A civil libertarian must be concerned at the idea of keeping people in gaol after they have fully served their sentences simply on the chance that “things may go wrong”. Continuing incarceration may well be bad “in principle”. But we also live in reality.
The unhappy reality is that those convicted jihadis and violent militants have made their choices. And, like all of us — they are and can be made no exception — they live in a world of consequences. They must live with the consequences of their own bad choices — so long as they cannot prove that they have been completely deradicalised.
There is no point in begging or seeking to cajole convicted jihadis to take the path of deradicalisation. They must choose it for themselves, and do so the hard way. They can be told that if they want to hold to their militant views, they are free to do so. That is their choice. But it may well mean that they will never leave goal. They must be simply left to contemplate that prospect. They must realise and come to understand that, if they do not want to remain in goal indefinitely, they must think seriously about themselves, their past, their choices, and their guiding commitments. And on that basis come, if they can, to a new understanding of themselves. They must completely reconfigure and reform their inner lives.
But, again, how can one ever tell and know when and if they have done so? Jihadis — not all Muslims but jihadis especially — are very adept at fudging. At dissimulation on such matters. More than that, when such finessing of the truth is done to serve Islam — to protect it from perceived harm or to promote its cause — this is for jihadis a pious and virtuous act. One known and doctrinally defended as taqiyya. So, can one ever be sure? Really sure? Rarely.

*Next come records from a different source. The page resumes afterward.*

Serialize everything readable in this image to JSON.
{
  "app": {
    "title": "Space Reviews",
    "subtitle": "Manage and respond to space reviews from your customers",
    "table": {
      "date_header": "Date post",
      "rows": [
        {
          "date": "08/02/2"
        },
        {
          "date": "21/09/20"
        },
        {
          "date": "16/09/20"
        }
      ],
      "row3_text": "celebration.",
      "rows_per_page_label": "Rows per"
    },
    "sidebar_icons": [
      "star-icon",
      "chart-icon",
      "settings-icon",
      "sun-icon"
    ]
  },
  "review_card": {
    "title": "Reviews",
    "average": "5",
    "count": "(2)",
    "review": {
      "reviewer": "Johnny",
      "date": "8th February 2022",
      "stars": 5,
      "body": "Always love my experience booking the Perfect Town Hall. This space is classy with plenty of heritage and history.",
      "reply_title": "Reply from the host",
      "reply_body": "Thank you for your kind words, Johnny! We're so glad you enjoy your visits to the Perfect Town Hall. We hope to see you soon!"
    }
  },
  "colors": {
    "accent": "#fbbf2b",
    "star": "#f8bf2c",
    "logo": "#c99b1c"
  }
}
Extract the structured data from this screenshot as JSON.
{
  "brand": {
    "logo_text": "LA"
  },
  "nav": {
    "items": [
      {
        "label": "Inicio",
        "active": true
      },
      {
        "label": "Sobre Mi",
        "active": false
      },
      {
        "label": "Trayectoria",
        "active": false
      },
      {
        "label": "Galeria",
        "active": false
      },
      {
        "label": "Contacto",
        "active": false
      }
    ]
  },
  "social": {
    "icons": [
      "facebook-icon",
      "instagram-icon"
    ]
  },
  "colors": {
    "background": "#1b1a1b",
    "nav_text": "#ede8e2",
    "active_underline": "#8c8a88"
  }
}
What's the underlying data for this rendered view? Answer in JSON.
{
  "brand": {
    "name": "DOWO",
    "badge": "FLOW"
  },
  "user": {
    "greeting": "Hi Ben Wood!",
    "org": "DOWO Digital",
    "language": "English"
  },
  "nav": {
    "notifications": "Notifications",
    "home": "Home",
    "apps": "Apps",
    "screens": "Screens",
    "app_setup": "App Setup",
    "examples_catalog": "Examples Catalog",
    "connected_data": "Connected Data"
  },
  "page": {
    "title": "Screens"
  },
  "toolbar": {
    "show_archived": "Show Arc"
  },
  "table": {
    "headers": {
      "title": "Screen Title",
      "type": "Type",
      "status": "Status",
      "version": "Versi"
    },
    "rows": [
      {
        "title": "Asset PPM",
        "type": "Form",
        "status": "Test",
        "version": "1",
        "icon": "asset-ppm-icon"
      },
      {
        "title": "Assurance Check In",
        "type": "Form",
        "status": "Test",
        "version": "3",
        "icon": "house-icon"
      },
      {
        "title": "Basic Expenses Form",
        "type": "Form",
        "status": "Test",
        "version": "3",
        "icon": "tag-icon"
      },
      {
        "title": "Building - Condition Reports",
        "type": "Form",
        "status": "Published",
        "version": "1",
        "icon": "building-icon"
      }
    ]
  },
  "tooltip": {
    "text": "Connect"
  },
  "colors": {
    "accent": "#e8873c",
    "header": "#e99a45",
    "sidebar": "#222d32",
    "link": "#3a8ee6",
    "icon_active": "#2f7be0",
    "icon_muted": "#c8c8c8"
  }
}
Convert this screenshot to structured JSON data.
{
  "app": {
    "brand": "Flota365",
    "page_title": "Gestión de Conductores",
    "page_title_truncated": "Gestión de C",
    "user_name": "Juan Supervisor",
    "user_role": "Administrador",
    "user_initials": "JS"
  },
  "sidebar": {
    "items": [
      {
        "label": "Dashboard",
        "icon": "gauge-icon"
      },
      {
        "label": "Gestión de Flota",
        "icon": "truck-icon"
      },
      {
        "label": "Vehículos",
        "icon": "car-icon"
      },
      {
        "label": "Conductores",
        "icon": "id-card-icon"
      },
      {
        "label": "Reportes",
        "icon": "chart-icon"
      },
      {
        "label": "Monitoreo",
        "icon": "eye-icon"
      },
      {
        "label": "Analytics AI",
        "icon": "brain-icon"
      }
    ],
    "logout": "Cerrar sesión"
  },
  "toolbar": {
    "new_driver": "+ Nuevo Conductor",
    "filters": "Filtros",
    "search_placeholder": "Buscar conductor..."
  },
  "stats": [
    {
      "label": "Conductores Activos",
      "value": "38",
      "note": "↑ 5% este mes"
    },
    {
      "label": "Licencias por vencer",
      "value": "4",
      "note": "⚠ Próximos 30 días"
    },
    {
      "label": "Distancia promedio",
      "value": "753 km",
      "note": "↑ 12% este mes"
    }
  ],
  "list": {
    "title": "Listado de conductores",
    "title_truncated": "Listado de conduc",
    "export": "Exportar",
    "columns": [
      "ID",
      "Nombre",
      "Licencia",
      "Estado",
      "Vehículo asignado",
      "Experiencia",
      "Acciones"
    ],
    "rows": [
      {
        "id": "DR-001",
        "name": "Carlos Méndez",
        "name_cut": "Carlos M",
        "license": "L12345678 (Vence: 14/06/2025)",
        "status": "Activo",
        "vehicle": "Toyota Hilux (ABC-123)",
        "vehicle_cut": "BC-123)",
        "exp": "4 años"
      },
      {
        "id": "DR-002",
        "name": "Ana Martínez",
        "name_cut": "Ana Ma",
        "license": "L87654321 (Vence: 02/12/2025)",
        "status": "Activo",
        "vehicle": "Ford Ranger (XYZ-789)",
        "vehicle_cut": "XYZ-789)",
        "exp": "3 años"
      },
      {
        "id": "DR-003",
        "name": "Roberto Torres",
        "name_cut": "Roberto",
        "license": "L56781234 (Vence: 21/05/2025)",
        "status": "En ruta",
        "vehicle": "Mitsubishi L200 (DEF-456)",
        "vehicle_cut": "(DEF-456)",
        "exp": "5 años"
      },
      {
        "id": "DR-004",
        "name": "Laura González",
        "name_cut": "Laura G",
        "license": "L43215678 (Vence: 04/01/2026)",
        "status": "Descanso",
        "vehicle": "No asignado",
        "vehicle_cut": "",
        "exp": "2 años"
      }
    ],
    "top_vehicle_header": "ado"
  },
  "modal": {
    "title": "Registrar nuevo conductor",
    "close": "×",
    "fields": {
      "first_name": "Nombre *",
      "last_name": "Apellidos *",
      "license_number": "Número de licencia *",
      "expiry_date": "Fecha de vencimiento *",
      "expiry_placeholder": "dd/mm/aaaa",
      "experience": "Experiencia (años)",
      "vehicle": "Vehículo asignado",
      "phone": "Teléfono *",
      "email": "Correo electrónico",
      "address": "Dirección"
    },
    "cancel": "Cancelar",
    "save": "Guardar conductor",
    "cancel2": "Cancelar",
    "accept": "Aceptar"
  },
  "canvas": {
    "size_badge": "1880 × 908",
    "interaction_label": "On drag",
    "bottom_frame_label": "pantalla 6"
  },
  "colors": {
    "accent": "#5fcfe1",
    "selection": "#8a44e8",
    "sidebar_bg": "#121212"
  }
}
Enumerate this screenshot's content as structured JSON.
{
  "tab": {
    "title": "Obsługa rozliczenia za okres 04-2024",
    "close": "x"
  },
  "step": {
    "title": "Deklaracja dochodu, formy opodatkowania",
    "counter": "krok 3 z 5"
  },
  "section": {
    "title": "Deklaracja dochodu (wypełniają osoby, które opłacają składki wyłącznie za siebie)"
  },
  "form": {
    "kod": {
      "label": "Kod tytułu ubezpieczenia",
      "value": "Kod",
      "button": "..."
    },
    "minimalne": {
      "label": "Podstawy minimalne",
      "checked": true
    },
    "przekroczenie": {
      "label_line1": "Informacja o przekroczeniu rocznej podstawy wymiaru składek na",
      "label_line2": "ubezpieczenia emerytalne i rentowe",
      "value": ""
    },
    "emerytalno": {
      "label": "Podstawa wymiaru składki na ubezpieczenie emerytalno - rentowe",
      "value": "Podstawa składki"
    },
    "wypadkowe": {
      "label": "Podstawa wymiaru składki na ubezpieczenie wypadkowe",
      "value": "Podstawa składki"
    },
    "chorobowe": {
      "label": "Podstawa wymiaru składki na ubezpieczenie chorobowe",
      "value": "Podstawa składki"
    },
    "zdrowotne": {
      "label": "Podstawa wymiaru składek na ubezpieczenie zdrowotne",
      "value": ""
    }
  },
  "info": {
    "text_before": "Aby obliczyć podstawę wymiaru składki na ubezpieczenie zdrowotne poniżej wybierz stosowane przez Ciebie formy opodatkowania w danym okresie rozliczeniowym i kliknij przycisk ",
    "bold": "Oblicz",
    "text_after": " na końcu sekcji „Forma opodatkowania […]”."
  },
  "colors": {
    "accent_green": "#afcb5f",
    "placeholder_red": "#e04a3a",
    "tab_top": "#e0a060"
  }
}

More, just as there is “buyer’s remorse”— when one comes to regret the money spent on some luxury or indulgence — there can also be “freed jihadi’s remorse”. This can take hold when, under changed circumstances and in a different and more relaxed and permissive social setting than goal, a less than fully or successfully reformed militant comes to regret the concessions or “character conversion” that they accepted, perhaps sincerely at the time — just like the psychologically captive consumer who at the time really and truly wants that desirable personal object — to secure their release.
In short, there should be no release of committed and convicted jihadis without convincing proof of personal reform. Without compelling evidence that they have turned their back upon their former evil way, totally and definitively.
Clive Kessler is Emeritus Professor of Sociology and Anthropology at the University of New South Wales, Sydney. He has been researching and writing about militant Islam, especially in Southeast Asia, since the 1960s.